We’re reading Layla F. Saad’s Me and White Supremacy. Today, we’re covering Part I: Welcome to the Work and A Little about Me.
You’ve decided to make a difference, to not just be “not racist” but actively anti-racist. You’ve got this book. The introduction didn’t scare you off. It’s a good start!
So now we’re getting to the gritty stuff. Fighting racism means recognizing the fact that we ourselves perpetuate racist systems, that we benefit from a social structure built by white supremacists, and it’s up to us to dismantle it. Thankfully, Layla Saad is going to give us some much needed guidance.
She gives us a good, concise introduction to the social conditions we face, and reminds us that the issues with racist people and institutions that we white folk are only now waking up to have been there all along for Black, Indigenous, and other People of Color (BIPOC). And then she says something about the work that bears repeating here:
This work is not about those white people ”out there.”
It is about you. Just you.
I’m putting that in bold, because so many of us resist it. “I’m not part of the problem! I’m part of the solution!” We believe that so strongly that we refuse to see where we’re complicit. We let our hurt feels take over when BIPOC folks try to gently call us out on problem behaviors. We get angry, we deny, we disregard, and we hurt the people we thought we were going to help. Sometimes, we even get so upset we stop doing the work.
We need to do better. We need to own the fact that we, by virtue of being white people born and raised in a civilization designed and built by white supremacists, are part of the problem. We have to work on fixing ourselves right here, not “those white people ‘out there.'”
Still with me? Good. Let’s continue.
This is where those of us who thrive on recognition and like to think the best of ourselves get some really bad news:
This work sounds overwhelming, intimidating, and unrewarding. I won’t lie to you: it is. You will become overwhelmed when you begin to discover the depths of your internalized white supremacy. You will become intimidated when you begin to realize how this work will necessitate seismic change in your life. You will feel unrewarded because there will be nobody rushing to thank you for doing this work. But if you are a person who believes in love, justice, integrity, and equity for all people, then you know that this work is nonnegotiable. If you are a person who wants to become a good ancestor, then you know that this work is some of the most important work that you will be called to do in your lifetime.
Yeah, it really is.
Layla takes a moment to introduce herself. She’s a Black British Muslim woman who has only experienced overt racism a handful of times, but has been subjected to daily microaggressions throughout her life:
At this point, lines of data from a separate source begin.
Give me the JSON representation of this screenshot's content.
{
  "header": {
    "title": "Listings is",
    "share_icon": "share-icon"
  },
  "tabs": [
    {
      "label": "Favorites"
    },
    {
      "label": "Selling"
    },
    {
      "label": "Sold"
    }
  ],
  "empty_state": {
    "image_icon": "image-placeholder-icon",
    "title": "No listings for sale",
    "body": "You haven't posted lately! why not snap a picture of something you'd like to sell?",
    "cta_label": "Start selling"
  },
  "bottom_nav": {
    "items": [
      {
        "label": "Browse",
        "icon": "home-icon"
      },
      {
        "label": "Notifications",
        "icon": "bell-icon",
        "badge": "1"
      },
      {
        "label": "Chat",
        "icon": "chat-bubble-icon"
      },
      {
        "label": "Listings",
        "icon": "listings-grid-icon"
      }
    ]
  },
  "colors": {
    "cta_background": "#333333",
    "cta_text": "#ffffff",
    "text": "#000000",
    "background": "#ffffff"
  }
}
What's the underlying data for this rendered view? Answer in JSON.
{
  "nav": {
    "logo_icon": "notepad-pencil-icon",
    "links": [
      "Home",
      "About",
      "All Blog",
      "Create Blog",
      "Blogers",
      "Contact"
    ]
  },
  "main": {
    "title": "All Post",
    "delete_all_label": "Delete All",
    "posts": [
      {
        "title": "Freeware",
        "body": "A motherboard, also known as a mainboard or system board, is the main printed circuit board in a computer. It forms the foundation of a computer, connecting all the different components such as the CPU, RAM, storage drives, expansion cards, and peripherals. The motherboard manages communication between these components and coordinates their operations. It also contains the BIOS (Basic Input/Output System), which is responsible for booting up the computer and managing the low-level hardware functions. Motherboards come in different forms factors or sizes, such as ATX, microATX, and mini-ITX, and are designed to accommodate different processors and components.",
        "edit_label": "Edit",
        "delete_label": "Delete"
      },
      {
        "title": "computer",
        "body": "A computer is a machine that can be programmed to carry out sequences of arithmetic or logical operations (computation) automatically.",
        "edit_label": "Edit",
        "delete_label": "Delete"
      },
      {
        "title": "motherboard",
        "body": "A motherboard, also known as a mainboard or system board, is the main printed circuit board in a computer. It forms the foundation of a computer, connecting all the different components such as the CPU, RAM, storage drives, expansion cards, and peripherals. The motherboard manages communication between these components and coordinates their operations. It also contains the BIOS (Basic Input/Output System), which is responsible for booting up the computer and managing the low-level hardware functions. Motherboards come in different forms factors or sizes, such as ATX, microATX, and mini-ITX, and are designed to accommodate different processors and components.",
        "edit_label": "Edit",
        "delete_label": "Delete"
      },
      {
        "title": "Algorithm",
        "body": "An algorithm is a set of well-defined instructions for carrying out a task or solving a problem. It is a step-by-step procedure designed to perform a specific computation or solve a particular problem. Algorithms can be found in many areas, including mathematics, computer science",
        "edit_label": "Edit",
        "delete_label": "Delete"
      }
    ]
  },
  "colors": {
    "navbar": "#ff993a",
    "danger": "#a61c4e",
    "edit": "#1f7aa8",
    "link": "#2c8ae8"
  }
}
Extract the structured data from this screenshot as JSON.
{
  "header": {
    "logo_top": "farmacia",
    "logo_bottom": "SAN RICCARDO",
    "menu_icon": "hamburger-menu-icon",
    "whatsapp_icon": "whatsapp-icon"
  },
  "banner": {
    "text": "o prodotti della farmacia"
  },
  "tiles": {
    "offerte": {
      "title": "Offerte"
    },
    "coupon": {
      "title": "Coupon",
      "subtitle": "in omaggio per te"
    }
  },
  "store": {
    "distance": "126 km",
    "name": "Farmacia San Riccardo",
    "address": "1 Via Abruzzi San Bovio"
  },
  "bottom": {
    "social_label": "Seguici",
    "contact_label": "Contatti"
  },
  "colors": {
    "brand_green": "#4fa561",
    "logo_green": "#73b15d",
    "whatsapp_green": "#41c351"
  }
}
And those indirect messages—from being treated slightly differently by schoolteachers, to hardly ever seeing fictional characters or media representations that looked like me, to understanding that I would have to work a lot harder than my white peers to be treated the same, to understanding that my needs were always an afterthought (why could I never find a foundation shade that matched me exactly while my white friends always could?)—painted an indelible picture in my mind. A picture that taught me this: Black girls like me did not matter in a white world. I will spend the rest of my life tearing down this picture and painting a new one that reflects the truth: Black girls matter. Everywhere.
This is the kind of stuff we white folks just don’t notice, because we don’t have to. We aren’t treated as “other” because of our skin. We see people who look like usin media, in STEM, in the halls of power. Makeup, skin and hair products that match our traits are everywhere. Heck, even adhesive bandages are made with us in mind!
Those are things we must train ourselves to notice. They are things we can and must help change.
Layla now lives in the Middle East, and she has a paragraph’s worth of privileges she can claim. But white supremacy still impacts her life. That’s why she does the work to help dismantle those systems, and why she’s showing us how to do our part. She’s our inside guide.
And now, we have a lot of work to do.